---- Source records

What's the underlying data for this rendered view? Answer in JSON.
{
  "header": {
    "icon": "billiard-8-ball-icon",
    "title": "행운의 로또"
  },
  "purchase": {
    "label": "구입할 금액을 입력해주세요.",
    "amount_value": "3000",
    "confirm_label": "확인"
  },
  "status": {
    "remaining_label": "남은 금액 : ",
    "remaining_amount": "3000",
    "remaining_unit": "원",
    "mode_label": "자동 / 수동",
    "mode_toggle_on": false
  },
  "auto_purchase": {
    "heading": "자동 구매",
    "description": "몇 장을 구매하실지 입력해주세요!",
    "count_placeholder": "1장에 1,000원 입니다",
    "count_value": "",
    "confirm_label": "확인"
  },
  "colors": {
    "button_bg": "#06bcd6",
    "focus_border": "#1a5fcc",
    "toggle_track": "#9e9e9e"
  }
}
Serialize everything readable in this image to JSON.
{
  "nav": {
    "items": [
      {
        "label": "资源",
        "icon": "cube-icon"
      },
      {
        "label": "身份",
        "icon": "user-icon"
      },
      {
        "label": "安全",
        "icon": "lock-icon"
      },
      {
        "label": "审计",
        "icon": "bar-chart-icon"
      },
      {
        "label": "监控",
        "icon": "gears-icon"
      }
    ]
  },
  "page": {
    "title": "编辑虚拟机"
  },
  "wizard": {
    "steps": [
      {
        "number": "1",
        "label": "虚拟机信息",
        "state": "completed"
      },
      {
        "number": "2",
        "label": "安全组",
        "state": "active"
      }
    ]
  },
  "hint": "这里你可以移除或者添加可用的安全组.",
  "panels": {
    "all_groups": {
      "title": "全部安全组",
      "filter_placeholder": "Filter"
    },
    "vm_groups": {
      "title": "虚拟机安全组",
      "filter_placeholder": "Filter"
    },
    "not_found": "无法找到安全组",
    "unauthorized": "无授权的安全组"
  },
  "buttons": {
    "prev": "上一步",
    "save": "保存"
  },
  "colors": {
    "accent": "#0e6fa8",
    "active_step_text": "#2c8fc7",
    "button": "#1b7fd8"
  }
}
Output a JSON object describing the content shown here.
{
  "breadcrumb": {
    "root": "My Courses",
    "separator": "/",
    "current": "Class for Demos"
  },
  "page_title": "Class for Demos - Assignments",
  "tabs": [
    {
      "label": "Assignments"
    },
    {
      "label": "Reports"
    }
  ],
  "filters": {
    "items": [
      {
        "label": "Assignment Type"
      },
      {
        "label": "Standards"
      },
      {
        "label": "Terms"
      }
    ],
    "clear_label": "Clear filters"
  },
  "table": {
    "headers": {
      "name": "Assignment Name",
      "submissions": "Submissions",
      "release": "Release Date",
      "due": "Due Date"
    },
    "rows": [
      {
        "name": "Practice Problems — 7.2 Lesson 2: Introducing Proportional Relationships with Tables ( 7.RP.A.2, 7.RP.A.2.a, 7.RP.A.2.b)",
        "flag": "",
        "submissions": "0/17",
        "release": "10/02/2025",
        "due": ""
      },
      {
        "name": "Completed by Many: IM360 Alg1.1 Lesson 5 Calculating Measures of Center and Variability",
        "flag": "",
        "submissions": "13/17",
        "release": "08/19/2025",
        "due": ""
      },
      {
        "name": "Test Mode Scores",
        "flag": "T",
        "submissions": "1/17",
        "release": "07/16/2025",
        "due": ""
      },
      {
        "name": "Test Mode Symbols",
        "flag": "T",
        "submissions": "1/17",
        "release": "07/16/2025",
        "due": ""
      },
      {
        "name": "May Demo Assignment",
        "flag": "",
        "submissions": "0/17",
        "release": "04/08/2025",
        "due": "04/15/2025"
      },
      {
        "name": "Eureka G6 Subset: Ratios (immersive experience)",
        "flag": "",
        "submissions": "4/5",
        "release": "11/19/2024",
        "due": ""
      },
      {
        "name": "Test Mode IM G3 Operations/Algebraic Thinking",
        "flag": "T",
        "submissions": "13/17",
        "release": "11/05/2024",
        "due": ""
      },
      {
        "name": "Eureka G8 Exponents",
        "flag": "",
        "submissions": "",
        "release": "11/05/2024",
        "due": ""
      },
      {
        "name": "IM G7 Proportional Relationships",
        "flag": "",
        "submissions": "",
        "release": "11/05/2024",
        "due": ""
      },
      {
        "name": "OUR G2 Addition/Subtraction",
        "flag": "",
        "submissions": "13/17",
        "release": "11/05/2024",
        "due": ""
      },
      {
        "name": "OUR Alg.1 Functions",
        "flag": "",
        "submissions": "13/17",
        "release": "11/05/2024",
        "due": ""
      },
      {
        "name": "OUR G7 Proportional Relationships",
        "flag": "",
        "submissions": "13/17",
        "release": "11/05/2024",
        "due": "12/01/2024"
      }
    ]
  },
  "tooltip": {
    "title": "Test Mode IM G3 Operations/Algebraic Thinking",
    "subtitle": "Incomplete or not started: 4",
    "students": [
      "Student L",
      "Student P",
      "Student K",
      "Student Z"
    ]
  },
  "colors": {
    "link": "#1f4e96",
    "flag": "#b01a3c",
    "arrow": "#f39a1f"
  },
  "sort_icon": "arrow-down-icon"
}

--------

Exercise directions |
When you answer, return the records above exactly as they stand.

Your solution |
What's the underlying data for this rendered view? Answer in JSON.
{
  "header": {
    "icon": "billiard-8-ball-icon",
    "title": "행운의 로또"
  },
  "purchase": {
    "label": "구입할 금액을 입력해주세요.",
    "amount_value": "3000",
    "confirm_label": "확인"
  },
  "status": {
    "remaining_label": "남은 금액 : ",
    "remaining_amount": "3000",
    "remaining_unit": "원",
    "mode_label": "자동 / 수동",
    "mode_toggle_on": false
  },
  "auto_purchase": {
    "heading": "자동 구매",
    "description": "몇 장을 구매하실지 입력해주세요!",
    "count_placeholder": "1장에 1,000원 입니다",
    "count_value": "",
    "confirm_label": "확인"
  },
  "colors": {
    "button_bg": "#06bcd6",
    "focus_border": "#1a5fcc",
    "toggle_track": "#9e9e9e"
  }
}
Serialize everything readable in this image to JSON.
{
  "nav": {
    "items": [
      {
        "label": "资源",
        "icon": "cube-icon"
      },
      {
        "label": "身份",
        "icon": "user-icon"
      },
      {
        "label": "安全",
        "icon": "lock-icon"
      },
      {
        "label": "审计",
        "icon": "bar-chart-icon"
      },
      {
        "label": "监控",
        "icon": "gears-icon"
      }
    ]
  },
  "page": {
    "title": "编辑虚拟机"
  },
  "wizard": {
    "steps": [
      {
        "number": "1",
        "label": "虚拟机信息",
        "state": "completed"
      },
      {
        "number": "2",
        "label": "安全组",
        "state": "active"
      }
    ]
  },
  "hint": "这里你可以移除或者添加可用的安全组.",
  "panels": {
    "all_groups": {
      "title": "全部安全组",
      "filter_placeholder": "Filter"
    },
    "vm_groups": {
      "title": "虚拟机安全组",
      "filter_placeholder": "Filter"
    },
    "not_found": "无法找到安全组",
    "unauthorized": "无授权的安全组"
  },
  "buttons": {
    "prev": "上一步",
    "save": "保存"
  },
  "colors": {
    "accent": "#0e6fa8",
    "active_step_text": "#2c8fc7",
    "button": "#1b7fd8"
  }
}
Output a JSON object describing the content shown here.
{
  "breadcrumb": {
    "root": "My Courses",
    "separator": "/",
    "current": "Class for Demos"
  },
  "page_title": "Class for Demos - Assignments",
  "tabs": [
    {
      "label": "Assignments"
    },
    {
      "label": "Reports"
    }
  ],
  "filters": {
    "items": [
      {
        "label": "Assignment Type"
      },
      {
        "label": "Standards"
      },
      {
        "label": "Terms"
      }
    ],
    "clear_label": "Clear filters"
  },
  "table": {
    "headers": {
      "name": "Assignment Name",
      "submissions": "Submissions",
      "release": "Release Date",
      "due": "Due Date"
    },
    "rows": [
      {
        "name": "Practice Problems — 7.2 Lesson 2: Introducing Proportional Relationships with Tables ( 7.RP.A.2, 7.RP.A.2.a, 7.RP.A.2.b)",
        "flag": "",
        "submissions": "0/17",
        "release": "10/02/2025",
        "due": ""
      },
      {
        "name": "Completed by Many: IM360 Alg1.1 Lesson 5 Calculating Measures of Center and Variability",
        "flag": "",
        "submissions": "13/17",
        "release": "08/19/2025",
        "due": ""
      },
      {
        "name": "Test Mode Scores",
        "flag": "T",
        "submissions": "1/17",
        "release": "07/16/2025",
        "due": ""
      },
      {
        "name": "Test Mode Symbols",
        "flag": "T",
        "submissions": "1/17",
        "release": "07/16/2025",
        "due": ""
      },
      {
        "name": "May Demo Assignment",
        "flag": "",
        "submissions": "0/17",
        "release": "04/08/2025",
        "due": "04/15/2025"
      },
      {
        "name": "Eureka G6 Subset: Ratios (immersive experience)",
        "flag": "",
        "submissions": "4/5",
        "release": "11/19/2024",
        "due": ""
      },
      {
        "name": "Test Mode IM G3 Operations/Algebraic Thinking",
        "flag": "T",
        "submissions": "13/17",
        "release": "11/05/2024",
        "due": ""
      },
      {
        "name": "Eureka G8 Exponents",
        "flag": "",
        "submissions": "",
        "release": "11/05/2024",
        "due": ""
      },
      {
        "name": "IM G7 Proportional Relationships",
        "flag": "",
        "submissions": "",
        "release": "11/05/2024",
        "due": ""
      },
      {
        "name": "OUR G2 Addition/Subtraction",
        "flag": "",
        "submissions": "13/17",
        "release": "11/05/2024",
        "due": ""
      },
      {
        "name": "OUR Alg.1 Functions",
        "flag": "",
        "submissions": "13/17",
        "release": "11/05/2024",
        "due": ""
      },
      {
        "name": "OUR G7 Proportional Relationships",
        "flag": "",
        "submissions": "13/17",
        "release": "11/05/2024",
        "due": "12/01/2024"
      }
    ]
  },
  "tooltip": {
    "title": "Test Mode IM G3 Operations/Algebraic Thinking",
    "subtitle": "Incomplete or not started: 4",
    "students": [
      "Student L",
      "Student P",
      "Student K",
      "Student Z"
    ]
  },
  "colors": {
    "link": "#1f4e96",
    "flag": "#b01a3c",
    "arrow": "#f39a1f"
  },
  "sort_icon": "arrow-down-icon"
}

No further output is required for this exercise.